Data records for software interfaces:
-----

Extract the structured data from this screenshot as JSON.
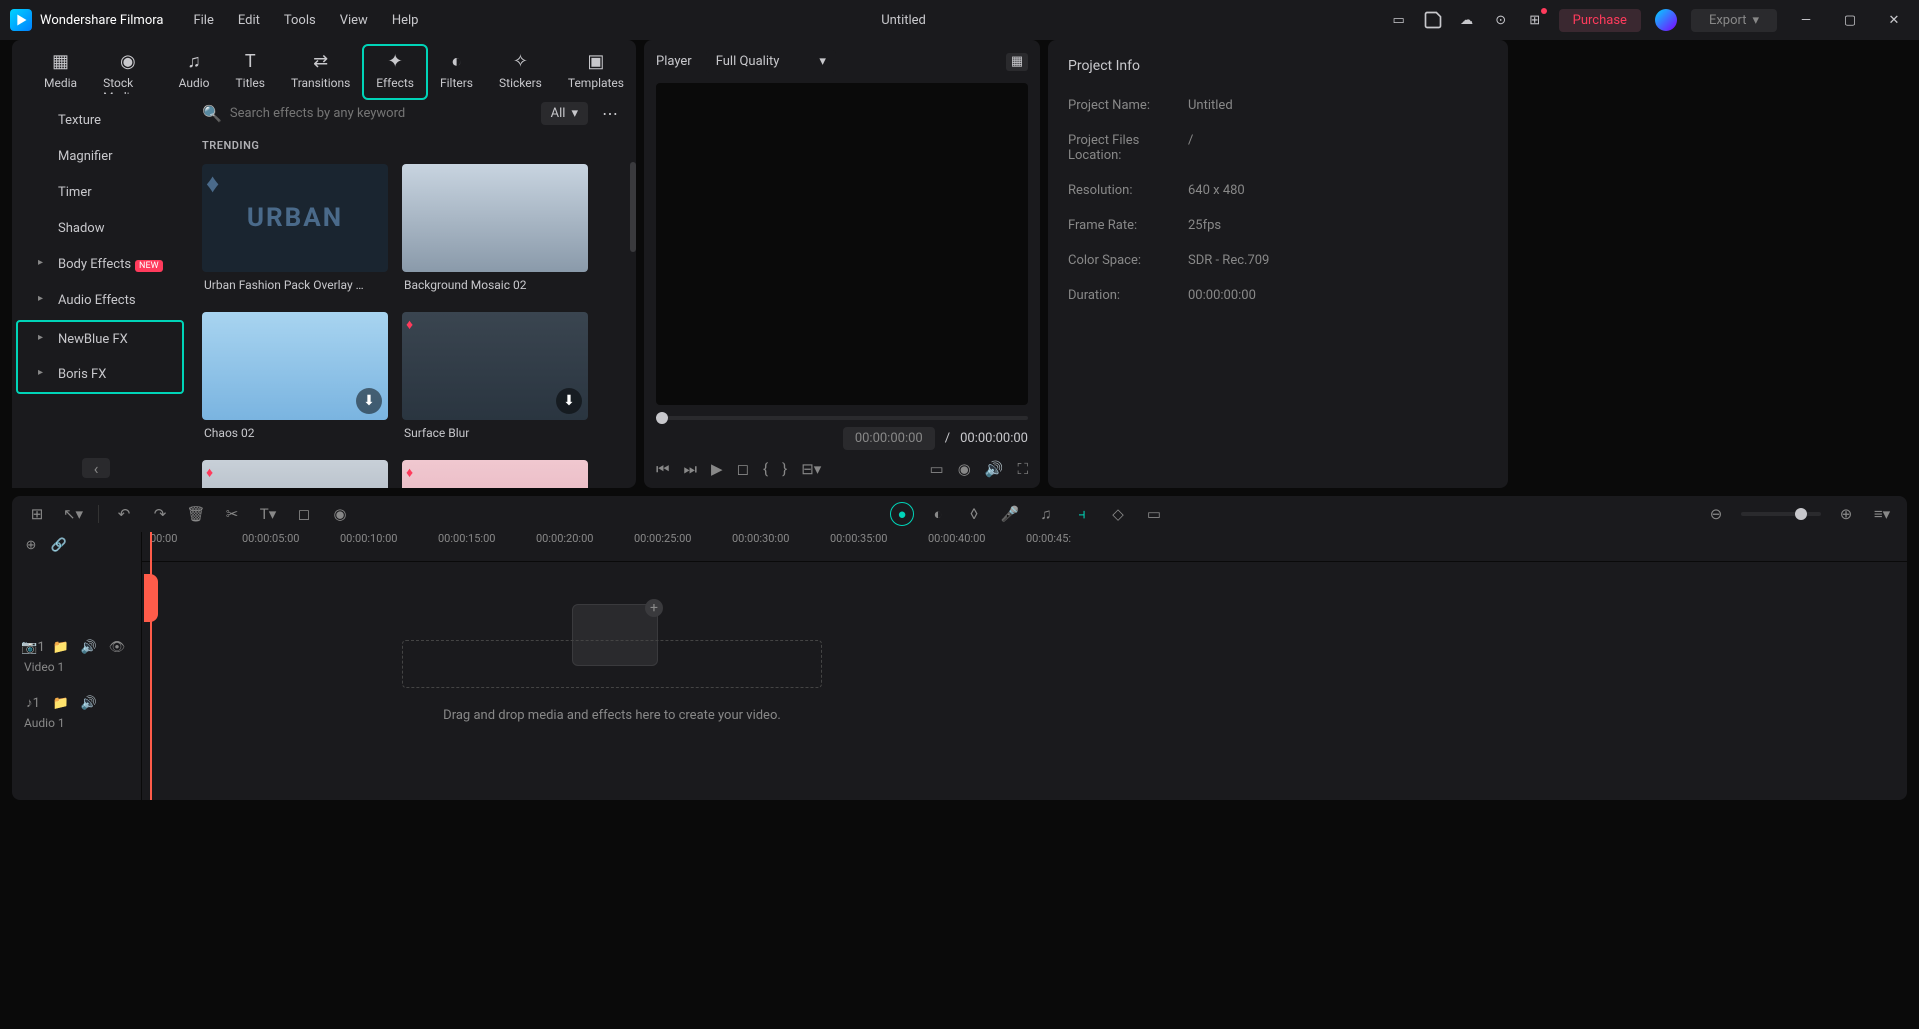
{
  "app": {
    "name": "Wondershare Filmora",
    "title": "Untitled"
  },
  "menubar": [
    "File",
    "Edit",
    "Tools",
    "View",
    "Help"
  ],
  "title_right": {
    "purchase": "Purchase",
    "export": "Export"
  },
  "tabs": [
    {
      "label": "Media"
    },
    {
      "label": "Stock Media"
    },
    {
      "label": "Audio"
    },
    {
      "label": "Titles"
    },
    {
      "label": "Transitions"
    },
    {
      "label": "Effects"
    },
    {
      "label": "Filters"
    },
    {
      "label": "Stickers"
    },
    {
      "label": "Templates"
    }
  ],
  "active_tab": 5,
  "search": {
    "placeholder": "Search effects by any keyword",
    "filter": "All"
  },
  "section_heading": "TRENDING",
  "categories": {
    "plain": [
      "Texture",
      "Magnifier",
      "Timer",
      "Shadow"
    ],
    "body_effects": "Body Effects",
    "body_badge": "NEW",
    "audio_effects": "Audio Effects",
    "highlighted": [
      "NewBlue FX",
      "Boris FX"
    ]
  },
  "effects": [
    {
      "label": "Urban Fashion Pack Overlay …"
    },
    {
      "label": "Background Mosaic 02"
    },
    {
      "label": "Chaos 02"
    },
    {
      "label": "Surface Blur"
    }
  ],
  "player": {
    "label": "Player",
    "quality": "Full Quality",
    "time_current": "00:00:00:00",
    "sep": "/",
    "time_total": "00:00:00:00"
  },
  "project": {
    "heading": "Project Info",
    "rows": [
      {
        "label": "Project Name:",
        "value": "Untitled"
      },
      {
        "label": "Project Files Location:",
        "value": "/"
      },
      {
        "label": "Resolution:",
        "value": "640 x 480"
      },
      {
        "label": "Frame Rate:",
        "value": "25fps"
      },
      {
        "label": "Color Space:",
        "value": "SDR - Rec.709"
      },
      {
        "label": "Duration:",
        "value": "00:00:00:00"
      }
    ]
  },
  "ruler": [
    "00:00",
    "00:00:05:00",
    "00:00:10:00",
    "00:00:15:00",
    "00:00:20:00",
    "00:00:25:00",
    "00:00:30:00",
    "00:00:35:00",
    "00:00:40:00",
    "00:00:45:"
  ],
  "tracks": {
    "video": "Video 1",
    "audio": "Audio 1",
    "video_n": "1",
    "audio_n": "1"
  },
  "drop_text": "Drag and drop media and effects here to create your video."
}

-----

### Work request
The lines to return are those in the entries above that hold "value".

### Solution to this task
        "value": "Untitled"
        "value": "/"
        "value": "640 x 480"
        "value": "25fps"
        "value": "SDR - Rec.709"
        "value": "00:00:00:00"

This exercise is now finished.